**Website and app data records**
**********

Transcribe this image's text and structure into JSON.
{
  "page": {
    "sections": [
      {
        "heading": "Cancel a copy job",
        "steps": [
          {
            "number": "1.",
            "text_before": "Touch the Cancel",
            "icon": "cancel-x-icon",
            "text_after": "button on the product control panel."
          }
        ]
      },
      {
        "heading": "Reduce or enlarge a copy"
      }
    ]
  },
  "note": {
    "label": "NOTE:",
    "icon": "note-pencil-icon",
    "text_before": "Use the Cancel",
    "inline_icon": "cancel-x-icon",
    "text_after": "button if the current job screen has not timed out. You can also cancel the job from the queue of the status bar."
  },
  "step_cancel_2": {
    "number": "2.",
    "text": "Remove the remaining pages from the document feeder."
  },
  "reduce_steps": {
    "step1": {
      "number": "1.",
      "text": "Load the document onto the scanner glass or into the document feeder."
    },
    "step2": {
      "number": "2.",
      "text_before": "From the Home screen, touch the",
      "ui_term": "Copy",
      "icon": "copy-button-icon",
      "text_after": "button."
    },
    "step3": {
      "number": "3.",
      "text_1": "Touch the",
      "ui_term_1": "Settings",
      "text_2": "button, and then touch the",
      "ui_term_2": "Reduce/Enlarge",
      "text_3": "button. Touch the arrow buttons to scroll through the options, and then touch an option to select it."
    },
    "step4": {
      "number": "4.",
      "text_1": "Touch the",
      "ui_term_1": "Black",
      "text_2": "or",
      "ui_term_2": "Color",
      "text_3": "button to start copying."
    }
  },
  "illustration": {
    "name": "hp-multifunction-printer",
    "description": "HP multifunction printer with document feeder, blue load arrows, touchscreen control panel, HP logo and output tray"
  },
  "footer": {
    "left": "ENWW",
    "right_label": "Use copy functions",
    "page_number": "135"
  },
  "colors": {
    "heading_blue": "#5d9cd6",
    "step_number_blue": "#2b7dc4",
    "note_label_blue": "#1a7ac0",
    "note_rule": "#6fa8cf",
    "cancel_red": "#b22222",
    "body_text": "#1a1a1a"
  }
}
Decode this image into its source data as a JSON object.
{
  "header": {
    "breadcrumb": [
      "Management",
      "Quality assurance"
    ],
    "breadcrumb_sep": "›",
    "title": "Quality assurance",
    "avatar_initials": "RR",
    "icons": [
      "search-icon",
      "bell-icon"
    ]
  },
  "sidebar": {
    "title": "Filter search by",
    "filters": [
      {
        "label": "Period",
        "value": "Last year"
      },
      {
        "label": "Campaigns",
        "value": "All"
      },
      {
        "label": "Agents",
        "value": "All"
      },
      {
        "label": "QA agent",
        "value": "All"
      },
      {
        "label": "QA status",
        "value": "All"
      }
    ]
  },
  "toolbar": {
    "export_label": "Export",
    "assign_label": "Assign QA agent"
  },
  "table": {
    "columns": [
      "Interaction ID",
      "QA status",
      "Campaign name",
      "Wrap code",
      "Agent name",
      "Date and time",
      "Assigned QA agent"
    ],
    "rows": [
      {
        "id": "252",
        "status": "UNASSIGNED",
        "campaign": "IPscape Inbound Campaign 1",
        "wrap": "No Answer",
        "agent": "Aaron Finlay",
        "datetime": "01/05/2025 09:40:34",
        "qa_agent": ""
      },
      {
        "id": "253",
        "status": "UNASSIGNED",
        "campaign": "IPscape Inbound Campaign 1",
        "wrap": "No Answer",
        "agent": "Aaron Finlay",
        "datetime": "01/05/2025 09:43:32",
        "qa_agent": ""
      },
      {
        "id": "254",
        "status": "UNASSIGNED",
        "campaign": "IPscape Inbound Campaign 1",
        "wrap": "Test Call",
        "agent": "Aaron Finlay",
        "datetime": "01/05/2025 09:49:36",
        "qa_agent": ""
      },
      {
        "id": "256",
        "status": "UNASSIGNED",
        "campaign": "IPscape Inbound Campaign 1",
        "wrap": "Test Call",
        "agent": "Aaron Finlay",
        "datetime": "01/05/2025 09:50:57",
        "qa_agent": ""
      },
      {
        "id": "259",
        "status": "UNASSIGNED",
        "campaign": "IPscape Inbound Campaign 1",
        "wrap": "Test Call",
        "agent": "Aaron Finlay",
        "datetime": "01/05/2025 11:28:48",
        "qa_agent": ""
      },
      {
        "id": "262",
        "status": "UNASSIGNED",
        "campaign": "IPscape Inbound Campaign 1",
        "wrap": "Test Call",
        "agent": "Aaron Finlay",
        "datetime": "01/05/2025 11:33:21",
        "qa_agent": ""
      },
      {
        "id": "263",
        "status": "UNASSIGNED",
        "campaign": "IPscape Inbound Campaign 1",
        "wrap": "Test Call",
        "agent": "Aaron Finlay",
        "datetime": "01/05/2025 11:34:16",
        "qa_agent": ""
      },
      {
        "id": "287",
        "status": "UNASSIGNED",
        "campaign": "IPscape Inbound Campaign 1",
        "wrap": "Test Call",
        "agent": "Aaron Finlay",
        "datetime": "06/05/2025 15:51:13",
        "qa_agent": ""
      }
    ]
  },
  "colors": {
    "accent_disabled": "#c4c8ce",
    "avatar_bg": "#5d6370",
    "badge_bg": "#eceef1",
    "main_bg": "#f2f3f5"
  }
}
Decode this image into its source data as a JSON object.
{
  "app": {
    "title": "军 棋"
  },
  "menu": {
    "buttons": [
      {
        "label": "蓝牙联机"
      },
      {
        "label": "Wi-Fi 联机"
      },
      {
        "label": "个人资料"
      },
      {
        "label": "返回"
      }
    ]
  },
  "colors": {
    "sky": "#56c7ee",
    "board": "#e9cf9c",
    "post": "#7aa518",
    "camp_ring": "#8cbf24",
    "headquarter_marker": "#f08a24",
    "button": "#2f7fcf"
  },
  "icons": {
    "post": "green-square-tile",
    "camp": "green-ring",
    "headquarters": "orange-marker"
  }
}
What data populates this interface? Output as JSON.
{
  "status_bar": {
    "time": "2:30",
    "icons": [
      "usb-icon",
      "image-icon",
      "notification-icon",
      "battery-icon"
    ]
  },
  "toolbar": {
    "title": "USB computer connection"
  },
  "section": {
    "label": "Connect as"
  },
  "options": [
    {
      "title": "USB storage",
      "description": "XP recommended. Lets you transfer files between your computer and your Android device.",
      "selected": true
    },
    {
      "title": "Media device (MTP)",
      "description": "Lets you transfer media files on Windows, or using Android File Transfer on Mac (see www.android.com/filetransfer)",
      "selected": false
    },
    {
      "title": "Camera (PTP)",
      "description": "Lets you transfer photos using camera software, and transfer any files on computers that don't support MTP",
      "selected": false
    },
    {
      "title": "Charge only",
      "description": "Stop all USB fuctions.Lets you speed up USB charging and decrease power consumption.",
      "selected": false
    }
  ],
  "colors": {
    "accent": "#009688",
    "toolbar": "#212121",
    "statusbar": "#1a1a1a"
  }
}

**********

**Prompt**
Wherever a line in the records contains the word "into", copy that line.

**Your response**
Transcribe this image's text and structure into JSON.
      "text": "Load the document onto the scanner glass or into the document feeder."
Decode this image into its source data as a JSON object.
Decode this image into its source data as a JSON object.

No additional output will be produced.